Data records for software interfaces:
%%

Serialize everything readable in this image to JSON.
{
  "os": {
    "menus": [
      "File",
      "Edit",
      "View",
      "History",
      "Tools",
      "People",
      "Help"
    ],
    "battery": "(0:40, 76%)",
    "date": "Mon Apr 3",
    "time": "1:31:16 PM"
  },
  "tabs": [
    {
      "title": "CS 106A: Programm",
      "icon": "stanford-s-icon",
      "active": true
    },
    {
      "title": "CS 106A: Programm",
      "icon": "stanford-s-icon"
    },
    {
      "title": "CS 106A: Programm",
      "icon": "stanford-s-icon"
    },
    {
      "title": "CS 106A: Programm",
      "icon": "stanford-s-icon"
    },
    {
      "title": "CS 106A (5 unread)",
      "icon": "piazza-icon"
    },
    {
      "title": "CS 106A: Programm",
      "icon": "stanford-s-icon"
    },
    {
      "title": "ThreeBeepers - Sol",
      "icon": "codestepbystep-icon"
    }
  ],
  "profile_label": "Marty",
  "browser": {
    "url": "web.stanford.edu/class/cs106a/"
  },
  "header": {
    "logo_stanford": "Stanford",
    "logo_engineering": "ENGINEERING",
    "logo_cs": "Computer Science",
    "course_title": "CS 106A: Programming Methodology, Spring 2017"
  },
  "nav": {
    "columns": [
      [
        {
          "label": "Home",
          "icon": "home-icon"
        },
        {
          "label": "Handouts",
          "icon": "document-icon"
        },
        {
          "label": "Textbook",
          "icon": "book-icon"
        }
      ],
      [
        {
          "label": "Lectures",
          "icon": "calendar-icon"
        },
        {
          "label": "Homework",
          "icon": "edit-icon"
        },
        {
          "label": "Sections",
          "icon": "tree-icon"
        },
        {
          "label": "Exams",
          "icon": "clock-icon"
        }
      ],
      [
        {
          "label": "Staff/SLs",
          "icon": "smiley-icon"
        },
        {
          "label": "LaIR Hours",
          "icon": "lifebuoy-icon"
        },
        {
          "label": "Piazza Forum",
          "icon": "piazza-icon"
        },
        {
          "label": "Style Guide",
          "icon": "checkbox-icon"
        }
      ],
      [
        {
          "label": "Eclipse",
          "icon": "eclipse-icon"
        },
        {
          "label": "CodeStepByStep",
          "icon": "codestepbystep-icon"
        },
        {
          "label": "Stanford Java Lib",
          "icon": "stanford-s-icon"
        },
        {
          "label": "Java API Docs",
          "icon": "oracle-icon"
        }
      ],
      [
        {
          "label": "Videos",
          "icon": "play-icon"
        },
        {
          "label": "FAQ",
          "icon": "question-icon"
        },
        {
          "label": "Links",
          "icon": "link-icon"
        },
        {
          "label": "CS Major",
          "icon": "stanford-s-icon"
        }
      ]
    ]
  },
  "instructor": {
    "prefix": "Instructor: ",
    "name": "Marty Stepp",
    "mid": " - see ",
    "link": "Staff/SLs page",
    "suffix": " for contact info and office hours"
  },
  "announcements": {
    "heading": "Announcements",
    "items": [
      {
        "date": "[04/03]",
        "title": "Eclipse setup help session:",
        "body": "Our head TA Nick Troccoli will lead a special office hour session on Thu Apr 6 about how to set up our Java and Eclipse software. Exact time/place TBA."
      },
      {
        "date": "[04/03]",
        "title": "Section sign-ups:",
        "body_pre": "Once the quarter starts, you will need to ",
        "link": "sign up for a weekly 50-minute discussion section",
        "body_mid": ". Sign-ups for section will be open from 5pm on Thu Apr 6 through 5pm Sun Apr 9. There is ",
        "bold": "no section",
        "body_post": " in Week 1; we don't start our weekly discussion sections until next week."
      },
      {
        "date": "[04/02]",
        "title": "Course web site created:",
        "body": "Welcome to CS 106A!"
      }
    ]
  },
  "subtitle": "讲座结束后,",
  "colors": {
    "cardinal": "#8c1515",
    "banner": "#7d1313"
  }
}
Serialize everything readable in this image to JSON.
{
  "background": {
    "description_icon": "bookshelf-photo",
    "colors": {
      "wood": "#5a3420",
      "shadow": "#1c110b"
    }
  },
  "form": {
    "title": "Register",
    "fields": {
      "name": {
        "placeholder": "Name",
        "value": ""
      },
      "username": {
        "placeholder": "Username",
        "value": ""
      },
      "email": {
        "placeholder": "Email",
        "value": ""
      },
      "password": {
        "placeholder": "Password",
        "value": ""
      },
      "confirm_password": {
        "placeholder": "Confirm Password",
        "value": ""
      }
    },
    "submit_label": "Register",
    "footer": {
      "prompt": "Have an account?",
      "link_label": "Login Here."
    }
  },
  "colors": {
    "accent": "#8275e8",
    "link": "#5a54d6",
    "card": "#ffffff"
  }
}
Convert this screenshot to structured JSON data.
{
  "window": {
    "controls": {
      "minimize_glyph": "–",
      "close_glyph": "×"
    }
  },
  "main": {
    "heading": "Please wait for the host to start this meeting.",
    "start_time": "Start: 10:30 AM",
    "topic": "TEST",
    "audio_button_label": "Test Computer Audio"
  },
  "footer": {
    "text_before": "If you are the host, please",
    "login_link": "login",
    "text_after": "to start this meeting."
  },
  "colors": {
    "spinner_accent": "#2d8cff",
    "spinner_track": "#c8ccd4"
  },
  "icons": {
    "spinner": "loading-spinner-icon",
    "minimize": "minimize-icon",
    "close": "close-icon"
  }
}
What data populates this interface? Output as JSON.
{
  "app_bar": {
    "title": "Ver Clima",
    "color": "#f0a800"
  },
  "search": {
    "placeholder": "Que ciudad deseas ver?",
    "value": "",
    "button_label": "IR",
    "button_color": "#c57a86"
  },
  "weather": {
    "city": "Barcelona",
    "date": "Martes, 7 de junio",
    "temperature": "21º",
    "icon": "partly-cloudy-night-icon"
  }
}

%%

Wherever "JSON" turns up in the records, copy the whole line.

> _OUTPUT OF THE TASK_:
Serialize everything readable in this image to JSON.
Serialize everything readable in this image to JSON.
Convert this screenshot to structured JSON data.
What data populates this interface? Output as JSON.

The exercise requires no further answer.